From the material below, return every line that includes "title".
+++ Listed records +++
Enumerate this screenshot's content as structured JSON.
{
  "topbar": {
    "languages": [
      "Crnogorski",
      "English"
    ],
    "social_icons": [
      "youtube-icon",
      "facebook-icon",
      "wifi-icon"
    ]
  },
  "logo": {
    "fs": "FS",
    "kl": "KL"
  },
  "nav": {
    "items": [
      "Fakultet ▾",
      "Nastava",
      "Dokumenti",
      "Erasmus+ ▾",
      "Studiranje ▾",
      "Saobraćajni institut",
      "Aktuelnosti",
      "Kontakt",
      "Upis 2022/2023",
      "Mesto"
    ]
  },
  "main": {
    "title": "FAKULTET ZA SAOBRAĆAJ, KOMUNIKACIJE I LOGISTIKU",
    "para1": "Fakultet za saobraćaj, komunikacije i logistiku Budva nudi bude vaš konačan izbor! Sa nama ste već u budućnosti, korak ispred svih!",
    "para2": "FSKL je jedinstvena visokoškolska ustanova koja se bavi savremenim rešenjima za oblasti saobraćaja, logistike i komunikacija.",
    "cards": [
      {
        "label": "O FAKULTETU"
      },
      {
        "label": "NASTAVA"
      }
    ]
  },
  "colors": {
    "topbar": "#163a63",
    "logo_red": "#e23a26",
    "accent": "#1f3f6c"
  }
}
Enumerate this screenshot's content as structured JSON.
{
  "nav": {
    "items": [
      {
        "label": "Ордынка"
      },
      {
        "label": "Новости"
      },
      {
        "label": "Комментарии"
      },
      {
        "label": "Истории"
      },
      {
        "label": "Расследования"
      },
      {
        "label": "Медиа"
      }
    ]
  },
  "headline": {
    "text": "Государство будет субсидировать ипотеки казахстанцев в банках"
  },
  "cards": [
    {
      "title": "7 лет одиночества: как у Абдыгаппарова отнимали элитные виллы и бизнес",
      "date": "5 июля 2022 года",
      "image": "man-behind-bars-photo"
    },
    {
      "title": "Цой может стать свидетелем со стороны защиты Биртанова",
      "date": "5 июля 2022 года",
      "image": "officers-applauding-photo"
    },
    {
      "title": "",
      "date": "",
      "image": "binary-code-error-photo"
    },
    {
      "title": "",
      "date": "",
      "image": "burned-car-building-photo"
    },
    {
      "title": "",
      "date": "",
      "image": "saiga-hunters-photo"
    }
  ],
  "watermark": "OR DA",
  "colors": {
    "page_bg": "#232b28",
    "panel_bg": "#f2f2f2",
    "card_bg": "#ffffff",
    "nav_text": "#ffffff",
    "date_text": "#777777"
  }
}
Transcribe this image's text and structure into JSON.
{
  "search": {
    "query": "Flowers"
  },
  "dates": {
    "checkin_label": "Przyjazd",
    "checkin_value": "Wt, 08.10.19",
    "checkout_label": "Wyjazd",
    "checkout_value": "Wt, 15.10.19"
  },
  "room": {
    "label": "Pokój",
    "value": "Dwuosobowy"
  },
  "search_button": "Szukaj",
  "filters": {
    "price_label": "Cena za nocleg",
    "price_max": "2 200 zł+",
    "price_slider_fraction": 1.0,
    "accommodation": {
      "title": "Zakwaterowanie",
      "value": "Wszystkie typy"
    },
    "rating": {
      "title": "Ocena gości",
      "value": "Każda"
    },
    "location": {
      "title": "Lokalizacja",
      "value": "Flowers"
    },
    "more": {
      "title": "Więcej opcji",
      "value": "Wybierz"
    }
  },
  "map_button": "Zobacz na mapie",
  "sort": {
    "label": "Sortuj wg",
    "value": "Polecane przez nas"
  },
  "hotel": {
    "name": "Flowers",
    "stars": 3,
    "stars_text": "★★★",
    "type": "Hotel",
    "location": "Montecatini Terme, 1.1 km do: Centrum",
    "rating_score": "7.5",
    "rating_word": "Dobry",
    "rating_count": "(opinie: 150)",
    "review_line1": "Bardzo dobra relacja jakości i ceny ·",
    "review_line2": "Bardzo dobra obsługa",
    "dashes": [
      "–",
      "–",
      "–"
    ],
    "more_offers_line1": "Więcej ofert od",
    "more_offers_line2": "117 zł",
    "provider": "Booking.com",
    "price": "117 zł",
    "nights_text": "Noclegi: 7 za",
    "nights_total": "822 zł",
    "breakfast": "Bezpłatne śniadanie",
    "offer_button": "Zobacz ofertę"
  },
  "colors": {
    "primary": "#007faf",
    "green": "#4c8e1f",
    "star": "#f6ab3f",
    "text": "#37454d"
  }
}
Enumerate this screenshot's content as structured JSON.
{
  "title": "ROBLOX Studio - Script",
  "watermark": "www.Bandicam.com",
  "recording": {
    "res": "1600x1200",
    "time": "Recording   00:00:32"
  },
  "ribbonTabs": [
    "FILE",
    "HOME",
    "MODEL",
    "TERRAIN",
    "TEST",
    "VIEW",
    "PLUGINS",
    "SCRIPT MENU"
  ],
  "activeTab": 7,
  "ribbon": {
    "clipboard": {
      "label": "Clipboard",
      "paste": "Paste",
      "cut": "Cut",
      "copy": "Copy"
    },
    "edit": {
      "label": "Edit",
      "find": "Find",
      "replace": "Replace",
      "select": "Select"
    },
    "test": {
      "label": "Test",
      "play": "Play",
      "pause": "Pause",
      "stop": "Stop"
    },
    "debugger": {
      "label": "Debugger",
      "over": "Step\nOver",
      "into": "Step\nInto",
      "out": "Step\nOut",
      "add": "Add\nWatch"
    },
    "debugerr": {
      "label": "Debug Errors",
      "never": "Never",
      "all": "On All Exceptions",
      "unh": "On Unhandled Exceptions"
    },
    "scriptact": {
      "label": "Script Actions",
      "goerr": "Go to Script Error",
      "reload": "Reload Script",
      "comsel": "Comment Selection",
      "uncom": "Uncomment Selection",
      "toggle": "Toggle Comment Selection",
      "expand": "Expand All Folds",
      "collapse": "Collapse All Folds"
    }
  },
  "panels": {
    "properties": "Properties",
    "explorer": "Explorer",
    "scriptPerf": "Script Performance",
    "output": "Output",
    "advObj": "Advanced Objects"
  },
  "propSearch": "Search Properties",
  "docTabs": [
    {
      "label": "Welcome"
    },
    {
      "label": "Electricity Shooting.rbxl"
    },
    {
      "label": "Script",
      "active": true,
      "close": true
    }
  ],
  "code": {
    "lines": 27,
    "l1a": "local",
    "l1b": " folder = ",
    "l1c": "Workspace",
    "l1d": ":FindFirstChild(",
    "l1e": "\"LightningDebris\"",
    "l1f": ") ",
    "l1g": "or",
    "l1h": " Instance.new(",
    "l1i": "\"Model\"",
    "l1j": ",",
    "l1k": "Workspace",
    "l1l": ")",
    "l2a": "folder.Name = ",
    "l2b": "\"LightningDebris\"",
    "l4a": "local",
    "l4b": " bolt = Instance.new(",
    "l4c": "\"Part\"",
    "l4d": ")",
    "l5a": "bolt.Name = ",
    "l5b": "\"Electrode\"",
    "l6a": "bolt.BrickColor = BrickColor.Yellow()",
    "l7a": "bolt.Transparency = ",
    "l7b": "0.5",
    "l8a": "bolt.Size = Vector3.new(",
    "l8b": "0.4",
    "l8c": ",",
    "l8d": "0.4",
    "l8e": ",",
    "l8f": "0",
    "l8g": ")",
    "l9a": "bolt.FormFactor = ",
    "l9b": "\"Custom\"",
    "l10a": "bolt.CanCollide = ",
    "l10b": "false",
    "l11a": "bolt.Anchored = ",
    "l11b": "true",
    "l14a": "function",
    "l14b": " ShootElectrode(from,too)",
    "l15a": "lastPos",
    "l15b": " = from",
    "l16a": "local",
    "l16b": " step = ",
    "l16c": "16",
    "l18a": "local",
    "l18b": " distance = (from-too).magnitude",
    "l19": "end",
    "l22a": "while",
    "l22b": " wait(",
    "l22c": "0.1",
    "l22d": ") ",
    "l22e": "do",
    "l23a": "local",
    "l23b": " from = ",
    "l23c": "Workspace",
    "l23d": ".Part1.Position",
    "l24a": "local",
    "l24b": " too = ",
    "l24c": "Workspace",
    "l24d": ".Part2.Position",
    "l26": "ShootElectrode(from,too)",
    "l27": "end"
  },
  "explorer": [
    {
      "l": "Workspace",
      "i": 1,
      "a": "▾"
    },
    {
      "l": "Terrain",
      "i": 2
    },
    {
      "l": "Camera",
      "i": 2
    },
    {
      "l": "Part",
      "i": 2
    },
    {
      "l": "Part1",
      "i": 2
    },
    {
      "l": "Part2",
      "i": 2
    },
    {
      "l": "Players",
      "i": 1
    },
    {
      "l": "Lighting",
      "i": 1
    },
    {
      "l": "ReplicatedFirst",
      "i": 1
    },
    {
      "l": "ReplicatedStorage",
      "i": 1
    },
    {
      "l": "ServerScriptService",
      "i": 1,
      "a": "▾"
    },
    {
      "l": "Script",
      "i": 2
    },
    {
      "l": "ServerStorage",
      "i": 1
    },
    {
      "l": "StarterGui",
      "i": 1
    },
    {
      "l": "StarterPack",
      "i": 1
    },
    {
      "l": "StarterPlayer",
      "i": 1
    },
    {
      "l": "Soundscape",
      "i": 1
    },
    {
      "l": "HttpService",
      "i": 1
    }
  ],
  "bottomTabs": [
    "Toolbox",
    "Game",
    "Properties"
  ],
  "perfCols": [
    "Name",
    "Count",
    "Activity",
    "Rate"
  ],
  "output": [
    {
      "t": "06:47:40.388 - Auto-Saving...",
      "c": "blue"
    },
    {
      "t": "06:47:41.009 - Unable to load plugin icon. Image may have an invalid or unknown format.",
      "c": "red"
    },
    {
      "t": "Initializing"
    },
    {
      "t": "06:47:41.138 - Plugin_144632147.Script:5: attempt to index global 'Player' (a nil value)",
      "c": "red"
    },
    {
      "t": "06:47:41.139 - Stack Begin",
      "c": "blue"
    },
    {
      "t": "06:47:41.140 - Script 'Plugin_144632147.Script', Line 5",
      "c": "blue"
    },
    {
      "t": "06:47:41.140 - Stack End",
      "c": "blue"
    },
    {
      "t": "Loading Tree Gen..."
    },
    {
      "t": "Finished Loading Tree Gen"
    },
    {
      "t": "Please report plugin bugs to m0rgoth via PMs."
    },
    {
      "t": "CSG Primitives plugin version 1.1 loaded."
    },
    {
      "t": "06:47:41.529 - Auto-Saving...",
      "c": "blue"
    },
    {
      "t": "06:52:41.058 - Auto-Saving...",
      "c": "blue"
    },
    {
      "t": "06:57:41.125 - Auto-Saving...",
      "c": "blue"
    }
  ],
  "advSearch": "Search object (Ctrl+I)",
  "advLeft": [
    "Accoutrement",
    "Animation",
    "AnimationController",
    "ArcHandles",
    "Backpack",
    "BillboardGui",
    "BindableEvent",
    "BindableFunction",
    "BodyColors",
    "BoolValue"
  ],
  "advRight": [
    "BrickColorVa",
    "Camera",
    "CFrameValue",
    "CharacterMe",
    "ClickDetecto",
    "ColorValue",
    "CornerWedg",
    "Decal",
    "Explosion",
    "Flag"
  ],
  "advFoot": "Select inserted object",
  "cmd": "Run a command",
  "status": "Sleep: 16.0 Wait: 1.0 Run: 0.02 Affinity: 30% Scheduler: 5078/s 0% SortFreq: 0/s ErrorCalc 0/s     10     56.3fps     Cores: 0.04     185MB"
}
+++
» Output of the exercise:
    "title": "FAKULTET ZA SAOBRAĆAJ, KOMUNIKACIJE I LOGISTIKU",
      "title": "7 лет одиночества: как у Абдыгаппарова отнимали элитные виллы и бизнес",
      "title": "Цой может стать свидетелем со стороны защиты Биртанова",
      "title": "",
      "title": "",
      "title": "",
      "title": "Zakwaterowanie",
      "title": "Ocena gości",
      "title": "Lokalizacja",
      "title": "Więcej opcji",
  "title": "ROBLOX Studio - Script",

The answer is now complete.